Mexico has introduced a pilot scheme that will give domestic employees access to social security benefits and protections enjoyed by other employees.

Authors : Gil Zenteno Garcia and Santiago Villanueva Durán. Firm : Basham, Ringe y Correa SC.

The Mexican Social Security Institute (IMSS) is the authority in charge of providing employee health services, medical assistance, protection of subsistence and social services for individual and collective wellbeing, as well as granting pensions that are guaranteed by the Federal Government.

For employees to be entitled to these services, their employers are obliged to enroll them in the Mandatory Social Security Regime established in the Social Security Law (LSS), which covers the following insurance risks:

  • labour-related risks;
  • disability and life insurance;
  • illness and maternity;
  • retirement;
  • childcare and social services.

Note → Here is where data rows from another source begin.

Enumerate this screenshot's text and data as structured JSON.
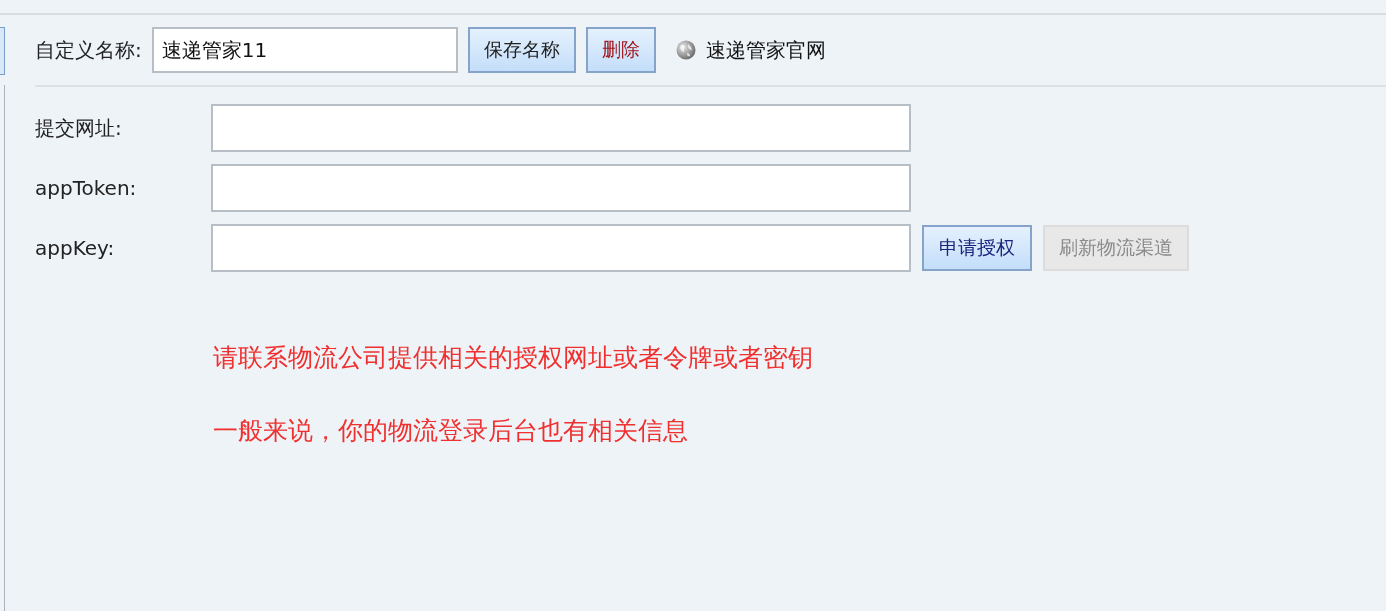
{
  "name_bar": {
    "label": "自定义名称:",
    "value": "速递管家11",
    "buttons": [
      {
        "label": "保存名称",
        "kind": "normal"
      },
      {
        "label": "删除",
        "kind": "danger"
      }
    ],
    "link": {
      "label": "速递管家官网"
    }
  },
  "fields": [
    {
      "label": "提交网址:"
    },
    {
      "label": "appToken:"
    },
    {
      "label": "appKey:"
    }
  ],
  "actions": [
    {
      "label": "申请授权",
      "disabled": false
    },
    {
      "label": "刷新物流渠道",
      "disabled": true
    }
  ],
  "notes": [
    "请联系物流公司提供相关的授权网址或者令牌或者密钥",
    "一般来说，你的物流登录后台也有相关信息"
  ]
}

The costs generated by this Mandatory Regime are covered by the IMSS through social security charges that are funded by a combination of three contributions:

  • the employee contributes through a percentage that the employer withholds from his or her salary;
  • the employer pays a certain percentage proportionate to the base salary of the employee's contribution;
  • there is a Federal Government contribution.

For domestic employees, the Federal Labor Law (LFT) establishes the basis of labour relations between workers in this sector and their employers.

The LFT defines the concept of a domestic job as the provision of cleaning services, assistance and other tasks related to the home of an individual or a family, which can be carried out full time (over an eight-hour day). Workers who do these tasks can provide their services to a single employer or several employers.

As regards employers’ obligations, LFT does not provide for registration of their domestic employees to the IMSS Mandatory Regime. It only states that employers must provide accommodation, food, pay their domestic worker’s salary and in the event of their employee’s illness, cover up to one month’s salary. In cases of chronic illness the employer must also pay for medical assistance for up to three months and, in the event of death, the employer will cover funeral expenses.

The LSS does not create any obligation on employers to register their domestic employees to the Mandatory Social Security Regime. Their rights are limited to the benefits established by the LFT, leaving them in a vulnerable state because they do not enjoy the benefits of social security protection.

In Mexico, approximately 2,335,000 people work as domestic employees, of whom about 95% are women, mostly of indigenous origin.

The lack of recognition of labour rights, uncompetitive salaries and ethnic discrimination led the Supreme Court of Justice of the Nation to state:

‘(....) there is no constitutionally valid reason why the Federal Labor Law and the Social Security Law excludes domestic jobs from the mandatory social security system, which leads to unfair discrimination against these employees (...).’

For this reason, the Mexican Supreme Court of Justice recently issued a decision that ordered the IMSS to establish a ‘Pilot Program’ guaranteeing domestic employees access to social security benefits on equal terms with other employees.

With the implementation of this Program, people who work in domestic tasks can register with the IMSS and can appoint relatives as beneficiaries, who can also benefit from medical services, hospital care, pharmacists, obstetric care, disability insurance, disability pensions and life insurance, funds for retirement and social benefits such as funeral services and childcare.

This Pilot Program is not regulated in the SSL, so it is not currently mandatory for employers to register their domestic employees in it. However, in the medium term the results of the Pilot Program will be evaluated so the Federal Government can propose a reform to the law establishing an obligation on employers to register their domestic employees with the IMSS.

In order to have access to the Pilot Program, domestic employees must apply to the IMSS for their Social Security Number and registration, and must report their monthly salary, whether they work for one or more employers, and how many days they work for each one.

Once the employee is registered, the IMSS will calculate, where the domestic employee works for several employers, how much each employer must pay in social security charges and the IMSS will issue an invoice for this amount monthly to be paid into the appropriate banking institution within the first 20 days of each month. Subsequently, the employee must register at the relevant IMSS hospital or clinic for his or her address in order to be entitled to the services provided by that institution.

Unlike the Mandatory Social Security Regime, the Pilot Program does not establish if it is the employer alone who pays social security fees or whether it is split three ways as for other employers, nor does it stipulate the way in which the domestic employee’s salary is determined.

Equally, the Pilot Program does not impose an obligation on employers to register and to register their domestic employees with the IMSS, reporting their base salary to determine the level of social security charges payable. Nor does it impose penalties for non-compliance.

Nevertheless, by seeking to ensure that domestic employees are entitled to social security, we consider that this Program is an indication of good faith and goodwill in Mexican society. Although it lacks clarity, with the implementation of the Pilot Program, this group of employees, whose rights must be recognised and guaranteed in the SSL, will gain significant recognition. It is also an important step toward individual equality and fundamental rights.